A lot of research is being done on the impact of folate on various areas of health. It has long been accepted that being deficient in folic acid means a woman will have a higher risk of giving birth to a baby with neural tube defects - birth defects involving the brain and spinal cord. This is why in many countries, including the U.S., grain products are fortified with folic acid.

Research shows that this fortification has led to a decrease in the incidence of neural tube defects.

Severe neural tube defects, such as anencephaly, may be incompatible with life and thus can result in late pregnancy loss.

Folic Acid and Miscarriages

You may have heard about the importance of getting adequate folic acid because it reduces the risk of neural tube defects.
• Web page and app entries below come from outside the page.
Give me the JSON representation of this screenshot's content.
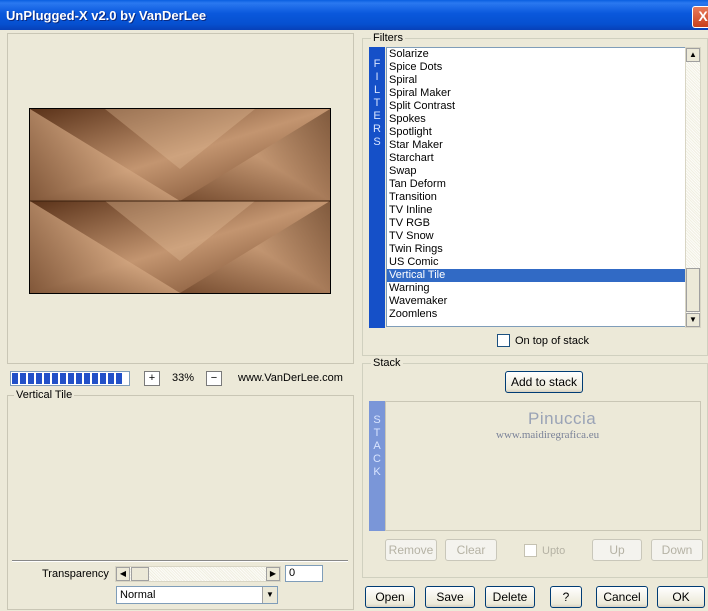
{
  "window": {
    "title": "UnPlugged-X v2.0 by VanDerLee",
    "close_label": "X"
  },
  "preview": {
    "zoom_plus": "+",
    "zoom_value": "33%",
    "zoom_minus": "−",
    "url": "www.VanDerLee.com",
    "progress_segments": 12
  },
  "params": {
    "legend": "Vertical Tile",
    "transparency_label": "Transparency",
    "transparency_value": "0",
    "blend_mode": "Normal"
  },
  "filters": {
    "legend": "Filters",
    "side_tag": [
      "F",
      "I",
      "L",
      "T",
      "E",
      "R",
      "S"
    ],
    "items": [
      "Solarize",
      "Spice Dots",
      "Spiral",
      "Spiral Maker",
      "Split Contrast",
      "Spokes",
      "Spotlight",
      "Star Maker",
      "Starchart",
      "Swap",
      "Tan Deform",
      "Transition",
      "TV Inline",
      "TV RGB",
      "TV Snow",
      "Twin Rings",
      "US Comic",
      "Vertical Tile",
      "Warning",
      "Wavemaker",
      "Zoomlens"
    ],
    "selected": "Vertical Tile",
    "on_top_label": "On top of stack"
  },
  "stack": {
    "legend": "Stack",
    "add_label": "Add to stack",
    "side_tag": [
      "S",
      "T",
      "A",
      "C",
      "K"
    ],
    "watermark_title": "Pinuccia",
    "watermark_url": "www.maidiregrafica.eu",
    "remove_label": "Remove",
    "clear_label": "Clear",
    "upto_label": "Upto",
    "up_label": "Up",
    "down_label": "Down"
  },
  "footer": {
    "open": "Open",
    "save": "Save",
    "delete": "Delete",
    "help": "?",
    "cancel": "Cancel",
    "ok": "OK"
  },
  "colors": {
    "title_bar": "#0a58dc",
    "selection": "#316ac5",
    "filter_tag": "#1550c8",
    "stack_tag": "#7a96d8"
  }
}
But is folic acid important in pregnancy for other reasons, too?

Low Folic Acid Levels

A few studies have suggested that being deficient in folic acid is associated with a higher risk of early miscarriage. One 2002 study by Swedish researchers found that women with low folate levels had a significantly increased risk of having a miscarriage affected by chromosomal abnormalities.

Not all studies, however, show this association. Bottom line: The research is not yet strong enough to state that folic acid can prevent miscarriages.
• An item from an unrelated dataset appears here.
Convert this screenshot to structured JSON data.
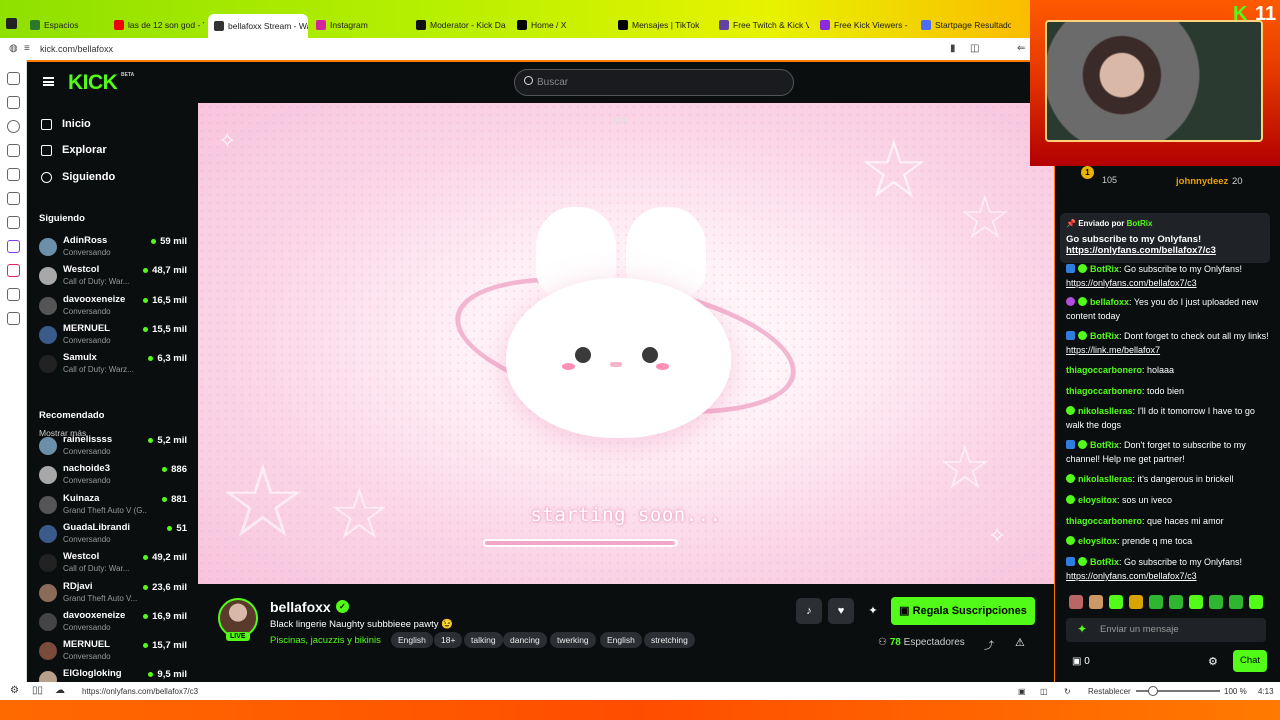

Taking Folic Acid

Researchers on early studies claimed to show this association, but there was a major flaw in the research: Women in those studies took multivitamins - not just folic acid. More recent research - including the 2002 Swedish study - strongly suggests that folic acid supplementation does not increase the risk of miscarriage.

A large study of almost 24,000 Chinese women published in 2001 also found no link between supplementation and miscarriage risk. Bottom line: Folic acid supplementation does not appear to increase the risk of miscarriages.
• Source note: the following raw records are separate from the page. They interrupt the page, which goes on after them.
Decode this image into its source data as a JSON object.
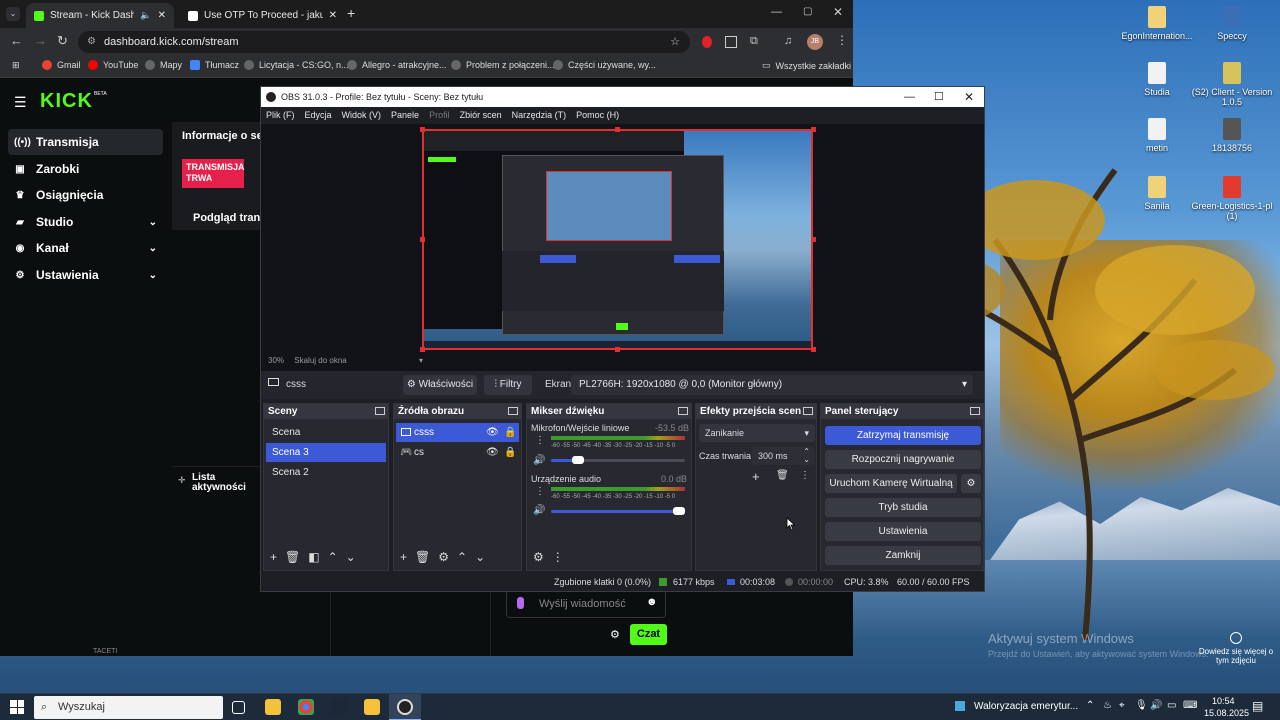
{
  "browser": {
    "tabs": [
      {
        "title": "Stream - Kick Dashboard"
      },
      {
        "title": "Use OTP To Proceed - jakubmis"
      }
    ],
    "url": "dashboard.kick.com/stream",
    "profile_initials": "JB",
    "bookmarks": [
      "Gmail",
      "YouTube",
      "Mapy",
      "Tłumacz",
      "Licytacja - CS:GO, n...",
      "Allegro - atrakcyjne...",
      "Problem z połączeni...",
      "Części używane, wy..."
    ],
    "all_bookmarks": "Wszystkie zakładki"
  },
  "kick": {
    "logo": "KICK",
    "logo_badge": "BETA",
    "nav": [
      {
        "label": "Transmisja",
        "icon": "broadcast-icon"
      },
      {
        "label": "Zarobki",
        "icon": "wallet-icon"
      },
      {
        "label": "Osiągnięcia",
        "icon": "trophy-icon"
      },
      {
        "label": "Studio",
        "icon": "studio-icon"
      },
      {
        "label": "Kanał",
        "icon": "user-icon"
      },
      {
        "label": "Ustawienia",
        "icon": "gear-icon"
      }
    ],
    "info_title": "Informacje o se",
    "live_badge": "TRANSMISJA TRWA",
    "preview_title": "Podgląd transm",
    "activity_title": "Lista aktywności",
    "chat_placeholder": "Wyślij wiadomość",
    "chat_button": "Czat",
    "bottom_text": "TACETI"
  },
  "obs": {
    "title": "OBS 31.0.3 - Profile: Bez tytułu - Sceny: Bez tytułu",
    "menu": [
      "Plik (F)",
      "Edycja",
      "Widok (V)",
      "Panele",
      "Profil",
      "Zbiór scen",
      "Narzędzia (T)",
      "Pomoc (H)"
    ],
    "zoom": "30%",
    "zoom_mode": "Skaluj do okna",
    "selected_source": "csss",
    "properties": "Właściwości",
    "filters": "Filtry",
    "screen_label": "Ekran",
    "monitor": "PL2766H: 1920x1080 @ 0,0 (Monitor główny)",
    "scenes": {
      "title": "Sceny",
      "items": [
        "Scena",
        "Scena 3",
        "Scena 2"
      ],
      "selected": "Scena 3"
    },
    "sources": {
      "title": "Źródła obrazu",
      "items": [
        "csss",
        "cs"
      ]
    },
    "mixer": {
      "title": "Mikser dźwięku",
      "channels": [
        {
          "name": "Mikrofon/Wejście liniowe",
          "db": "-53.5 dB",
          "level": 0.2
        },
        {
          "name": "Urządzenie audio",
          "db": "0.0 dB",
          "level": 1.0
        }
      ],
      "scale": "-60 -55 -50 -45 -40 -35 -30 -25 -20 -15 -10 -5 0"
    },
    "transitions": {
      "title": "Efekty przejścia scen",
      "type": "Zanikanie",
      "duration_label": "Czas trwania",
      "duration": "300 ms"
    },
    "controls": {
      "title": "Panel sterujący",
      "buttons": [
        "Zatrzymaj transmisję",
        "Rozpocznij nagrywanie",
        "Uruchom Kamerę Wirtualną",
        "Tryb studia",
        "Ustawienia",
        "Zamknij"
      ]
    },
    "status": {
      "dropped": "Zgubione klatki 0 (0.0%)",
      "bitrate": "6177 kbps",
      "live_time": "00:03:08",
      "rec_time": "00:00:00",
      "cpu": "CPU: 3.8%",
      "fps": "60.00 / 60.00 FPS"
    }
  },
  "desktop": {
    "icons": [
      {
        "label": "EgonInternation..."
      },
      {
        "label": "Speccy"
      },
      {
        "label": "Studia"
      },
      {
        "label": "(S2) Client - Version 1.0.5"
      },
      {
        "label": "metin"
      },
      {
        "label": "18138756"
      },
      {
        "label": "Sanila"
      },
      {
        "label": "Green-Logistics-1-pl (1)"
      }
    ],
    "activate_title": "Aktywuj system Windows",
    "activate_sub": "Przejdź do Ustawień, aby aktywować system Windows.",
    "learn_more": "Dowiedz się więcej o tym zdjęciu"
  },
  "taskbar": {
    "search": "Wyszukaj",
    "news": "Waloryzacja emerytur...",
    "time": "10:54",
    "date": "15.08.2025"
  }
}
How to Get Enough Folic Acid and Folate

Regardless of whether folic acid helps prevent miscarriages, you need to get enough of it to prevent birth defects. Folic acid supplements, multivitamins, and prenatal vitamins usually contain the recommended minimum amount of folic acid (at least 400 micrograms).

Women of childbearing age should take adequate folic acid and get folate from food.

Good food sources include fortified breakfast cereals, leafy green vegetables, nuts, beans, peas, dairy, fruits and fruit juices, poultry, meat, eggs, seafood, and grains. A few foods that are particularly rich in folate are spinach, liver, yeast, asparagus and Brussels sprouts.

5 Sources
Verywell Family uses only high-quality sources, including peer-reviewed studies, to support the facts within our articles. Read our editorial process to learn more about how we fact-check and keep our content accurate, reliable, and trustworthy.
  1. Centers for Disease Control and Prevention. Folic acid.

  2. National Institutes of Health. Folate.

  3. Centers for Disease Control and Prevention. Updated estimates of neural tube defects prevented by mandatory folic acid fortification — united states, 1995–2011.

  4. George L, Mills JL, Johansson AL, et al. Plasma folate levels and risk of spontaneous abortion. JAMA. 2002;288(15):1867-73.  doi:10.1001/jama.288.15.1867

  5. Gindler J, Li Z, Berry RJ, et al. Folic acid supplements during pregnancy and risk of miscarriage. Lancet. 2001;358(9284):796-800.  doi:10.1016/s0140-6736(01)05969-4

Additional Reading

By Krissi Danielsson
Krissi Danielsson, MD is a doctor of family medicine and an advocate for those who have experienced miscarriage.